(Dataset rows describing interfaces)
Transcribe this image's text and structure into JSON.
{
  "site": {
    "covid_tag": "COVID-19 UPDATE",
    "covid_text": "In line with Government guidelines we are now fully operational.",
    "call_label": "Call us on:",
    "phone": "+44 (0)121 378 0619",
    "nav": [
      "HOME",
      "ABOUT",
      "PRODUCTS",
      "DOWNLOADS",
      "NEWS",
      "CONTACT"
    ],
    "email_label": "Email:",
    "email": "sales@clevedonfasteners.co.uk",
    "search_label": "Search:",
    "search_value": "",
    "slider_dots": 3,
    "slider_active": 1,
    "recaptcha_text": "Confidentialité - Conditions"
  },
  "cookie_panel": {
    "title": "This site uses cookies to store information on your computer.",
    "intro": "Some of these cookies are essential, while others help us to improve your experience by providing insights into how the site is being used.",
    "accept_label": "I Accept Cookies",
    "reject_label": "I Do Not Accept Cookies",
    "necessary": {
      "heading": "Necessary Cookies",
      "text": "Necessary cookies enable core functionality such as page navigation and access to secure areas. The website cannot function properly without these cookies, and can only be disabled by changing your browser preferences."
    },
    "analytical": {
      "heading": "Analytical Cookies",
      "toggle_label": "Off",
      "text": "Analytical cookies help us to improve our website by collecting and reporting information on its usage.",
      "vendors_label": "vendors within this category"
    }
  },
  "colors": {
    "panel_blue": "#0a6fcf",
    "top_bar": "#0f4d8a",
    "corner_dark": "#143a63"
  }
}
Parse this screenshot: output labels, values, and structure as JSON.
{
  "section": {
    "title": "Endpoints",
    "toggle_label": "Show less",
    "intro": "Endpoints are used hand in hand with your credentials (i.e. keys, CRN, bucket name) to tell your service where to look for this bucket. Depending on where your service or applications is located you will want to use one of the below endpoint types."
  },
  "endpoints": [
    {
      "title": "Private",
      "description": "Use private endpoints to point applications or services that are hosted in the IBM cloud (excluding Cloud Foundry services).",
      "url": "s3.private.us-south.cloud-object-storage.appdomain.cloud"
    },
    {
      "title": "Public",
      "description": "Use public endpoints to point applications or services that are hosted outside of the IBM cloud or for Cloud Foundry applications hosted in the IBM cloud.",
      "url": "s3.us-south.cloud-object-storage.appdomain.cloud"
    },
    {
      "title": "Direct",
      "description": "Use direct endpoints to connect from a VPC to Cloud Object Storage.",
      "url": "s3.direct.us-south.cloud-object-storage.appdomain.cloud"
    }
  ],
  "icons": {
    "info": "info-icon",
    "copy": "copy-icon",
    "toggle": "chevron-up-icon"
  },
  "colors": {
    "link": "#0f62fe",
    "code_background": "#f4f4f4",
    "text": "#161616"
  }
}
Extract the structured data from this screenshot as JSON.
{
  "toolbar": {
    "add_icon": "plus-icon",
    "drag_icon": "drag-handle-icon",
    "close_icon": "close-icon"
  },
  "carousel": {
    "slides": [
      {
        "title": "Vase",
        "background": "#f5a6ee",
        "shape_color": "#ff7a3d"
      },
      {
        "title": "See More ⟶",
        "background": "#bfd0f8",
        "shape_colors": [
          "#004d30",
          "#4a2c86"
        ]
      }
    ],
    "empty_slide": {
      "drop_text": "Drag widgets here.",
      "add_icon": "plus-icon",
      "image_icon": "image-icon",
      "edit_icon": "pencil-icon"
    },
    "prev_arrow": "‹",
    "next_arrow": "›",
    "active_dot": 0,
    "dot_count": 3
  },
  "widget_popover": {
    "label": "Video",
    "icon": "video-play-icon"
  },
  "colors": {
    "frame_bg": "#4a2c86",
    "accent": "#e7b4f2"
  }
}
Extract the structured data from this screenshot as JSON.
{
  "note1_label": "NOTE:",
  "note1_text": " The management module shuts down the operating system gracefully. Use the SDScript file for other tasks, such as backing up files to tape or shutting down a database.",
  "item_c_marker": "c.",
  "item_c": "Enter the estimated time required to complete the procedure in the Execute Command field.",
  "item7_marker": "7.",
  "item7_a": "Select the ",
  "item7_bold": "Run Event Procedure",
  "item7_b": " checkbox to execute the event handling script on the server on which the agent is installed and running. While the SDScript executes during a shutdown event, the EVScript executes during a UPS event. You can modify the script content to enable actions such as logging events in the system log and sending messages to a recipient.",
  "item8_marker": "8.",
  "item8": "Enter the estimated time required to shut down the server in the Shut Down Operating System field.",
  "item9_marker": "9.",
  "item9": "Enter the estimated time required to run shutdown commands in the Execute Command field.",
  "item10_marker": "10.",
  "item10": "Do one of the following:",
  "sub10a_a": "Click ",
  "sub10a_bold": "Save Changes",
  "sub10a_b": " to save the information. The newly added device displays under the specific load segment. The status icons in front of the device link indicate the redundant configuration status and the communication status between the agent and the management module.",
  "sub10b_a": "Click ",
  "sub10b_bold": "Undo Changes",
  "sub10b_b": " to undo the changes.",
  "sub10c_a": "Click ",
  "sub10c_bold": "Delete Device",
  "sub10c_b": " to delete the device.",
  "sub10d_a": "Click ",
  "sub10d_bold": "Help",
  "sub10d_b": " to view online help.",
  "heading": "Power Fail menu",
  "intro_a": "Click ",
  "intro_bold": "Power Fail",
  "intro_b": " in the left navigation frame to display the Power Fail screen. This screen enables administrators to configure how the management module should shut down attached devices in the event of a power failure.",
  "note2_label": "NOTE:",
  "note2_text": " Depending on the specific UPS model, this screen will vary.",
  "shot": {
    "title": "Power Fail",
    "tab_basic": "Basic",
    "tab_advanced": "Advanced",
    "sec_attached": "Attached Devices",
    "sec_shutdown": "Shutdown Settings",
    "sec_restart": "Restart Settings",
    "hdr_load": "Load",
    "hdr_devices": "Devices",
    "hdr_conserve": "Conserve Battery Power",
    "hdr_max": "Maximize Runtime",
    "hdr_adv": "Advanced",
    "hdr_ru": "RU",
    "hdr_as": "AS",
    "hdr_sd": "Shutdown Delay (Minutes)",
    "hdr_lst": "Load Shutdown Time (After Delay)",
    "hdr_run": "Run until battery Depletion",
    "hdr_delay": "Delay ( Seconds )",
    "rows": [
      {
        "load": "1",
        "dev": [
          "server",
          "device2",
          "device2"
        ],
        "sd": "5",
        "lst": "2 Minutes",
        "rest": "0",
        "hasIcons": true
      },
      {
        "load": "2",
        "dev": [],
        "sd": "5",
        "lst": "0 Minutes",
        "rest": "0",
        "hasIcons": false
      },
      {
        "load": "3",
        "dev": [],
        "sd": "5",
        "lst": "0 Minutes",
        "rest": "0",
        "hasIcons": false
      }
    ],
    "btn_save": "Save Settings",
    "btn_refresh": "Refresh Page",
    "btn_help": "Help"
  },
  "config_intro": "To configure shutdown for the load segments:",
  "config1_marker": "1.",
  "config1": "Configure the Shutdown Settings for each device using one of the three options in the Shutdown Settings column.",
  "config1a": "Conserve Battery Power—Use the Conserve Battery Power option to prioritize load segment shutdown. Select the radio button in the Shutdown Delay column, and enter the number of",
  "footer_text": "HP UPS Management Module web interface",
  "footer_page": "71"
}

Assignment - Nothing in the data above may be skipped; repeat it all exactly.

Output of the task -
Transcribe this image's text and structure into JSON.
{
  "site": {
    "covid_tag": "COVID-19 UPDATE",
    "covid_text": "In line with Government guidelines we are now fully operational.",
    "call_label": "Call us on:",
    "phone": "+44 (0)121 378 0619",
    "nav": [
      "HOME",
      "ABOUT",
      "PRODUCTS",
      "DOWNLOADS",
      "NEWS",
      "CONTACT"
    ],
    "email_label": "Email:",
    "email": "sales@clevedonfasteners.co.uk",
    "search_label": "Search:",
    "search_value": "",
    "slider_dots": 3,
    "slider_active": 1,
    "recaptcha_text": "Confidentialité - Conditions"
  },
  "cookie_panel": {
    "title": "This site uses cookies to store information on your computer.",
    "intro": "Some of these cookies are essential, while others help us to improve your experience by providing insights into how the site is being used.",
    "accept_label": "I Accept Cookies",
    "reject_label": "I Do Not Accept Cookies",
    "necessary": {
      "heading": "Necessary Cookies",
      "text": "Necessary cookies enable core functionality such as page navigation and access to secure areas. The website cannot function properly without these cookies, and can only be disabled by changing your browser preferences."
    },
    "analytical": {
      "heading": "Analytical Cookies",
      "toggle_label": "Off",
      "text": "Analytical cookies help us to improve our website by collecting and reporting information on its usage.",
      "vendors_label": "vendors within this category"
    }
  },
  "colors": {
    "panel_blue": "#0a6fcf",
    "top_bar": "#0f4d8a",
    "corner_dark": "#143a63"
  }
}
Parse this screenshot: output labels, values, and structure as JSON.
{
  "section": {
    "title": "Endpoints",
    "toggle_label": "Show less",
    "intro": "Endpoints are used hand in hand with your credentials (i.e. keys, CRN, bucket name) to tell your service where to look for this bucket. Depending on where your service or applications is located you will want to use one of the below endpoint types."
  },
  "endpoints": [
    {
      "title": "Private",
      "description": "Use private endpoints to point applications or services that are hosted in the IBM cloud (excluding Cloud Foundry services).",
      "url": "s3.private.us-south.cloud-object-storage.appdomain.cloud"
    },
    {
      "title": "Public",
      "description": "Use public endpoints to point applications or services that are hosted outside of the IBM cloud or for Cloud Foundry applications hosted in the IBM cloud.",
      "url": "s3.us-south.cloud-object-storage.appdomain.cloud"
    },
    {
      "title": "Direct",
      "description": "Use direct endpoints to connect from a VPC to Cloud Object Storage.",
      "url": "s3.direct.us-south.cloud-object-storage.appdomain.cloud"
    }
  ],
  "icons": {
    "info": "info-icon",
    "copy": "copy-icon",
    "toggle": "chevron-up-icon"
  },
  "colors": {
    "link": "#0f62fe",
    "code_background": "#f4f4f4",
    "text": "#161616"
  }
}
Extract the structured data from this screenshot as JSON.
{
  "toolbar": {
    "add_icon": "plus-icon",
    "drag_icon": "drag-handle-icon",
    "close_icon": "close-icon"
  },
  "carousel": {
    "slides": [
      {
        "title": "Vase",
        "background": "#f5a6ee",
        "shape_color": "#ff7a3d"
      },
      {
        "title": "See More ⟶",
        "background": "#bfd0f8",
        "shape_colors": [
          "#004d30",
          "#4a2c86"
        ]
      }
    ],
    "empty_slide": {
      "drop_text": "Drag widgets here.",
      "add_icon": "plus-icon",
      "image_icon": "image-icon",
      "edit_icon": "pencil-icon"
    },
    "prev_arrow": "‹",
    "next_arrow": "›",
    "active_dot": 0,
    "dot_count": 3
  },
  "widget_popover": {
    "label": "Video",
    "icon": "video-play-icon"
  },
  "colors": {
    "frame_bg": "#4a2c86",
    "accent": "#e7b4f2"
  }
}
Extract the structured data from this screenshot as JSON.
{
  "note1_label": "NOTE:",
  "note1_text": " The management module shuts down the operating system gracefully. Use the SDScript file for other tasks, such as backing up files to tape or shutting down a database.",
  "item_c_marker": "c.",
  "item_c": "Enter the estimated time required to complete the procedure in the Execute Command field.",
  "item7_marker": "7.",
  "item7_a": "Select the ",
  "item7_bold": "Run Event Procedure",
  "item7_b": " checkbox to execute the event handling script on the server on which the agent is installed and running. While the SDScript executes during a shutdown event, the EVScript executes during a UPS event. You can modify the script content to enable actions such as logging events in the system log and sending messages to a recipient.",
  "item8_marker": "8.",
  "item8": "Enter the estimated time required to shut down the server in the Shut Down Operating System field.",
  "item9_marker": "9.",
  "item9": "Enter the estimated time required to run shutdown commands in the Execute Command field.",
  "item10_marker": "10.",
  "item10": "Do one of the following:",
  "sub10a_a": "Click ",
  "sub10a_bold": "Save Changes",
  "sub10a_b": " to save the information. The newly added device displays under the specific load segment. The status icons in front of the device link indicate the redundant configuration status and the communication status between the agent and the management module.",
  "sub10b_a": "Click ",
  "sub10b_bold": "Undo Changes",
  "sub10b_b": " to undo the changes.",
  "sub10c_a": "Click ",
  "sub10c_bold": "Delete Device",
  "sub10c_b": " to delete the device.",
  "sub10d_a": "Click ",
  "sub10d_bold": "Help",
  "sub10d_b": " to view online help.",
  "heading": "Power Fail menu",
  "intro_a": "Click ",
  "intro_bold": "Power Fail",
  "intro_b": " in the left navigation frame to display the Power Fail screen. This screen enables administrators to configure how the management module should shut down attached devices in the event of a power failure.",
  "note2_label": "NOTE:",
  "note2_text": " Depending on the specific UPS model, this screen will vary.",
  "shot": {
    "title": "Power Fail",
    "tab_basic": "Basic",
    "tab_advanced": "Advanced",
    "sec_attached": "Attached Devices",
    "sec_shutdown": "Shutdown Settings",
    "sec_restart": "Restart Settings",
    "hdr_load": "Load",
    "hdr_devices": "Devices",
    "hdr_conserve": "Conserve Battery Power",
    "hdr_max": "Maximize Runtime",
    "hdr_adv": "Advanced",
    "hdr_ru": "RU",
    "hdr_as": "AS",
    "hdr_sd": "Shutdown Delay (Minutes)",
    "hdr_lst": "Load Shutdown Time (After Delay)",
    "hdr_run": "Run until battery Depletion",
    "hdr_delay": "Delay ( Seconds )",
    "rows": [
      {
        "load": "1",
        "dev": [
          "server",
          "device2",
          "device2"
        ],
        "sd": "5",
        "lst": "2 Minutes",
        "rest": "0",
        "hasIcons": true
      },
      {
        "load": "2",
        "dev": [],
        "sd": "5",
        "lst": "0 Minutes",
        "rest": "0",
        "hasIcons": false
      },
      {
        "load": "3",
        "dev": [],
        "sd": "5",
        "lst": "0 Minutes",
        "rest": "0",
        "hasIcons": false
      }
    ],
    "btn_save": "Save Settings",
    "btn_refresh": "Refresh Page",
    "btn_help": "Help"
  },
  "config_intro": "To configure shutdown for the load segments:",
  "config1_marker": "1.",
  "config1": "Configure the Shutdown Settings for each device using one of the three options in the Shutdown Settings column.",
  "config1a": "Conserve Battery Power—Use the Conserve Battery Power option to prioritize load segment shutdown. Select the radio button in the Shutdown Delay column, and enter the number of",
  "footer_text": "HP UPS Management Module web interface",
  "footer_page": "71"
}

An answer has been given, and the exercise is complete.